Japanese Australia Where the Foot is Mightier than the Sword

The story developed by the Port Pirie workshop (Betty Edwards, Jean Brakenridge, Fay Green, Jean Fabris, Loreto Hewitt, John Liebelt, Maria Kanaris, Barbara Ryanon) Monday 28th July 1997 is presented below.

Shao-linShao-lin developed out of a scenario in which traders from Okinawa settled in what we know as Australia while seeking refuge from the Portuguese. On their trail, the imperial Japanese navy follows to establish a military stronghold on the foot of Southeast Asia. As the workshop unfolded, participants considered the difficulty by which such an insular people as the Japanese would cope with the wide-open spaces. Their eventual inability to control the continent leads to a retreat south, populating Minamin (what we know now as Tasmania), with a feudal samurai society. In their wake, the continent evolves as a loose federation of nationalities, including mainly Aboriginal tribes, Okinawans, Chinese and Dutch. They trade economic strength for co-existence.

The name Shao-lin comes from the martial arts temple in China-their followers seek refuge in the southern island. The Okinawans, who developed karate out of Chinese techniques, gratefully accept their mentors and a new synthesis of aggression, spirituality and dance emerges out of the contact between the two Asian peoples and indigenous tribes.


1400s Okinawan Empire flourishes as entrepot for goods from China (to whom it is tributary), Japan and Indonesia.
1511 Admiral Albuquerque leads Portuguese navy in gaining control of the Melacca straits. Traders like the Ryukyu from Okinawa forced to seek goods further afield
1513 Ryukyu boats first touch on northern tip of the large continent south of Java, rich with expensive sea creatures, such as dugong, and wealth from pearls. After initial conflict, agreement reached with local Aboriginal population after exchange of goods. Small fishing communities develop along northwestern coast
1600 Japan invades Okinawa and continues to develop sea-faring technologies
1610 Japan develops fleet of Spanish sea ship to claim the southern continent and the mantle of Asian empire, comparable to the European nations, such as England, Holland, Portugal, Spain and France.
1612 Japan invades the southern island and enslaves the existing population. At first, they meet resistance, but their superior weaponry assures short-term victory
1655 Japanese invade Hokkaido and ship existing Ainu south to help as slaves.
1670? Treaty between the Japanese and the Dutch for mutual protection against the English
1780 War of the South between the English colonisers and the Japanese, assisted by the Dutch. English fleet is destroyed. Meanwhile, rebellion on land forms against the Japanese. Retreating Japanese army is given assistance by Dutch to seek refuge in Van Demen's Land. An increasingly insular Japan fails to provide more support to Japanese in conflict overseas.
1800 Various peoples from south-east Asia gravitate to the continent, such as Chinese seeking refuge from the Ming dynasty.
1812 Nation of Shao-lin formed as a loose federation of many different regions. As an Asian version of Switzerland, it included a mixture of different peoples: Okinawan, Aboriginal, Chinese, Dutch, Japanese, and Ainu.
1890 Chinese settlers discover gold and start mining the land, creating conflict with local Aboriginal peoples. More Chinese and Asians follow.
1940 Japanese forces invade Shao-lin, using it as a base for their take-over of Asia. They are surprised by the cool reception, even in Van Demen's Land, where the inhabitants resent being treated as inferiors.
1943 Bombing of Aukland
1944 Invasion of New Zealand
1948 Japanese are defeated. Many Japanese soldiers elect to stay on in Shao-lin at the bequest of the Emperor

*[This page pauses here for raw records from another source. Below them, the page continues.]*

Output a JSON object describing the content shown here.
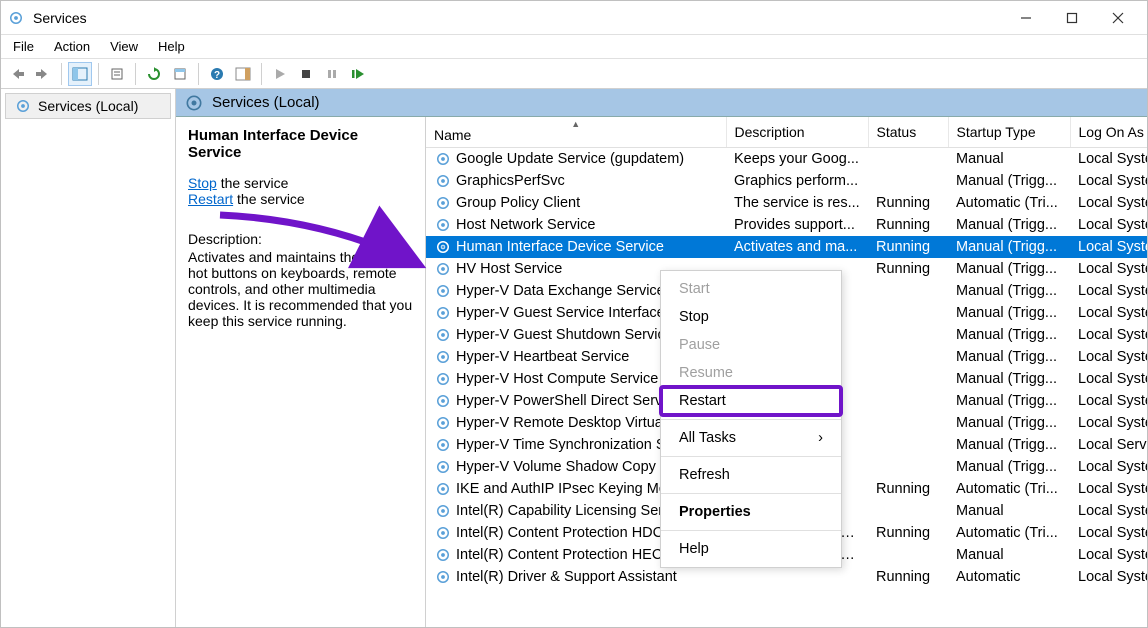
{
  "window": {
    "title": "Services"
  },
  "menus": [
    "File",
    "Action",
    "View",
    "Help"
  ],
  "tree": {
    "root": "Services (Local)"
  },
  "mainHeader": "Services (Local)",
  "detail": {
    "heading": "Human Interface Device Service",
    "stopLink": "Stop",
    "stopRest": " the service",
    "restartLink": "Restart",
    "restartRest": " the service",
    "descLabel": "Description:",
    "descText": "Activates and maintains the use of hot buttons on keyboards, remote controls, and other multimedia devices. It is recommended that you keep this service running."
  },
  "columns": {
    "name": "Name",
    "desc": "Description",
    "status": "Status",
    "startup": "Startup Type",
    "logon": "Log On As"
  },
  "rows": [
    {
      "n": "Google Update Service (gupdatem)",
      "d": "Keeps your Goog...",
      "s": "",
      "t": "Manual",
      "l": "Local System"
    },
    {
      "n": "GraphicsPerfSvc",
      "d": "Graphics perform...",
      "s": "",
      "t": "Manual (Trigg...",
      "l": "Local System"
    },
    {
      "n": "Group Policy Client",
      "d": "The service is res...",
      "s": "Running",
      "t": "Automatic (Tri...",
      "l": "Local System"
    },
    {
      "n": "Host Network Service",
      "d": "Provides support...",
      "s": "Running",
      "t": "Manual (Trigg...",
      "l": "Local System"
    },
    {
      "n": "Human Interface Device Service",
      "d": "Activates and ma...",
      "s": "Running",
      "t": "Manual (Trigg...",
      "l": "Local System",
      "sel": true
    },
    {
      "n": "HV Host Service",
      "d": "",
      "s": "Running",
      "t": "Manual (Trigg...",
      "l": "Local System"
    },
    {
      "n": "Hyper-V Data Exchange Service",
      "d": "",
      "s": "",
      "t": "Manual (Trigg...",
      "l": "Local System"
    },
    {
      "n": "Hyper-V Guest Service Interface",
      "d": "",
      "s": "",
      "t": "Manual (Trigg...",
      "l": "Local System"
    },
    {
      "n": "Hyper-V Guest Shutdown Service",
      "d": "",
      "s": "",
      "t": "Manual (Trigg...",
      "l": "Local System"
    },
    {
      "n": "Hyper-V Heartbeat Service",
      "d": "",
      "s": "",
      "t": "Manual (Trigg...",
      "l": "Local System"
    },
    {
      "n": "Hyper-V Host Compute Service",
      "d": "",
      "s": "",
      "t": "Manual (Trigg...",
      "l": "Local System"
    },
    {
      "n": "Hyper-V PowerShell Direct Service",
      "d": "",
      "s": "",
      "t": "Manual (Trigg...",
      "l": "Local System"
    },
    {
      "n": "Hyper-V Remote Desktop Virtual...",
      "d": "",
      "s": "",
      "t": "Manual (Trigg...",
      "l": "Local System"
    },
    {
      "n": "Hyper-V Time Synchronization Se...",
      "d": "",
      "s": "",
      "t": "Manual (Trigg...",
      "l": "Local Service"
    },
    {
      "n": "Hyper-V Volume Shadow Copy Re...",
      "d": "",
      "s": "",
      "t": "Manual (Trigg...",
      "l": "Local System"
    },
    {
      "n": "IKE and AuthIP IPsec Keying Mod...",
      "d": "",
      "s": "Running",
      "t": "Automatic (Tri...",
      "l": "Local System"
    },
    {
      "n": "Intel(R) Capability Licensing Servi...",
      "d": "",
      "s": "",
      "t": "Manual",
      "l": "Local System"
    },
    {
      "n": "Intel(R) Content Protection HDCP Service",
      "d": "Intel(R) Content P...",
      "s": "Running",
      "t": "Automatic (Tri...",
      "l": "Local System"
    },
    {
      "n": "Intel(R) Content Protection HECI Service",
      "d": "Intel(R) Content P...",
      "s": "",
      "t": "Manual",
      "l": "Local System"
    },
    {
      "n": "Intel(R) Driver & Support Assistant",
      "d": "",
      "s": "Running",
      "t": "Automatic",
      "l": "Local System"
    }
  ],
  "context": {
    "start": "Start",
    "stop": "Stop",
    "pause": "Pause",
    "resume": "Resume",
    "restart": "Restart",
    "alltasks": "All Tasks",
    "refresh": "Refresh",
    "properties": "Properties",
    "help": "Help"
  }
}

Fish Shao-lin today is a relaxed country. Different communities specialise in different industries: Okinawans control fishing, Aborigines organise tourism, the Japanese make handicrafts, and the Chinese run the mining and oil industries. It's only presence on the Olympic podium is limited to an occasional bronze for rowing. Sporting energies are focused instead on the annual festival of martial arts. The state religion is mixture of Aboriginal ritual and Shinto. On the national day, shells representing the invading Europeans are cast into the ocean as reparation for the white souls killed in sea battles.

Minamin continues Japanese culture along strictly traditional lines. It is ruled by Samurai warlords who exploit the local population. These people saw the Meiji Restoration in Japan as a betrayal of the throne. Instead of the actual emperor, the Shiramachi shogunate is given the responsibility of answering on his behalf. Using metals acquired from Shao-lin, the gold and silversmithing in Minamin gains a reputation as the best in the world.